### EXERCISE
Print the entries verbatim, leaving out the images they contain.

### Items from an interface collection
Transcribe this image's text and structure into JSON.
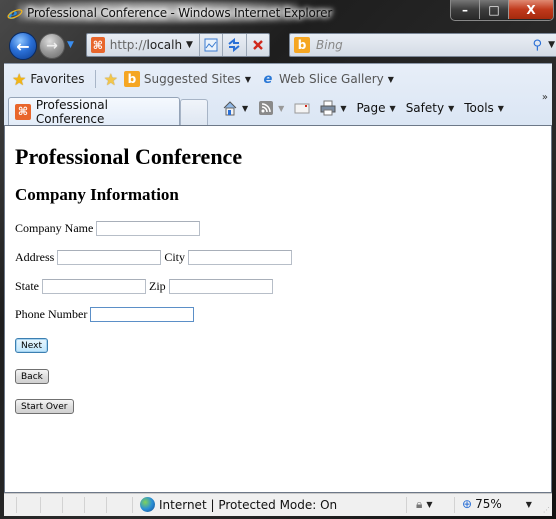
{
  "window": {
    "title": "Professional Conference - Windows Internet Explorer",
    "minimize_label": "–",
    "maximize_label": "□",
    "close_label": "X"
  },
  "nav": {
    "back_glyph": "←",
    "forward_glyph": "→",
    "address_scheme": "http://",
    "address_host": "localh...",
    "search_placeholder": "Bing",
    "icons": [
      "back-icon",
      "forward-icon",
      "recent-pages-icon",
      "site-favicon",
      "compatibility-view-icon",
      "refresh-icon",
      "stop-icon",
      "bing-icon",
      "search-icon"
    ]
  },
  "favorites_bar": {
    "favorites_label": "Favorites",
    "suggested_sites_label": "Suggested Sites",
    "web_slice_label": "Web Slice Gallery"
  },
  "tab": {
    "label": "Professional Conference"
  },
  "command_bar": {
    "page_label": "Page",
    "safety_label": "Safety",
    "tools_label": "Tools",
    "more_label": "»"
  },
  "page": {
    "heading": "Professional Conference",
    "subheading": "Company Information",
    "fields": {
      "company_name_label": "Company Name",
      "company_name_value": "",
      "address_label": "Address",
      "address_value": "",
      "city_label": "City",
      "city_value": "",
      "state_label": "State",
      "state_value": "",
      "zip_label": "Zip",
      "zip_value": "",
      "phone_label": "Phone Number",
      "phone_value": ""
    },
    "buttons": {
      "next": "Next",
      "back": "Back",
      "start_over": "Start Over"
    }
  },
  "status_bar": {
    "zone_text": "Internet | Protected Mode: On",
    "zoom_level": "75%"
  }
}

### WRITTEN ANSWER
Transcribe this image's text and structure into JSON.
{
  "window": {
    "title": "Professional Conference - Windows Internet Explorer",
    "minimize_label": "–",
    "maximize_label": "□",
    "close_label": "X"
  },
  "nav": {
    "back_glyph": "←",
    "forward_glyph": "→",
    "address_scheme": "http://",
    "address_host": "localh...",
    "search_placeholder": "Bing",
    "icons": [
      "back-icon",
      "forward-icon",
      "recent-pages-icon",
      "site-favicon",
      "compatibility-view-icon",
      "refresh-icon",
      "stop-icon",
      "bing-icon",
      "search-icon"
    ]
  },
  "favorites_bar": {
    "favorites_label": "Favorites",
    "suggested_sites_label": "Suggested Sites",
    "web_slice_label": "Web Slice Gallery"
  },
  "tab": {
    "label": "Professional Conference"
  },
  "command_bar": {
    "page_label": "Page",
    "safety_label": "Safety",
    "tools_label": "Tools",
    "more_label": "»"
  },
  "page": {
    "heading": "Professional Conference",
    "subheading": "Company Information",
    "fields": {
      "company_name_label": "Company Name",
      "company_name_value": "",
      "address_label": "Address",
      "address_value": "",
      "city_label": "City",
      "city_value": "",
      "state_label": "State",
      "state_value": "",
      "zip_label": "Zip",
      "zip_value": "",
      "phone_label": "Phone Number",
      "phone_value": ""
    },
    "buttons": {
      "next": "Next",
      "back": "Back",
      "start_over": "Start Over"
    }
  },
  "status_bar": {
    "zone_text": "Internet | Protected Mode: On",
    "zoom_level": "75%"
  }
}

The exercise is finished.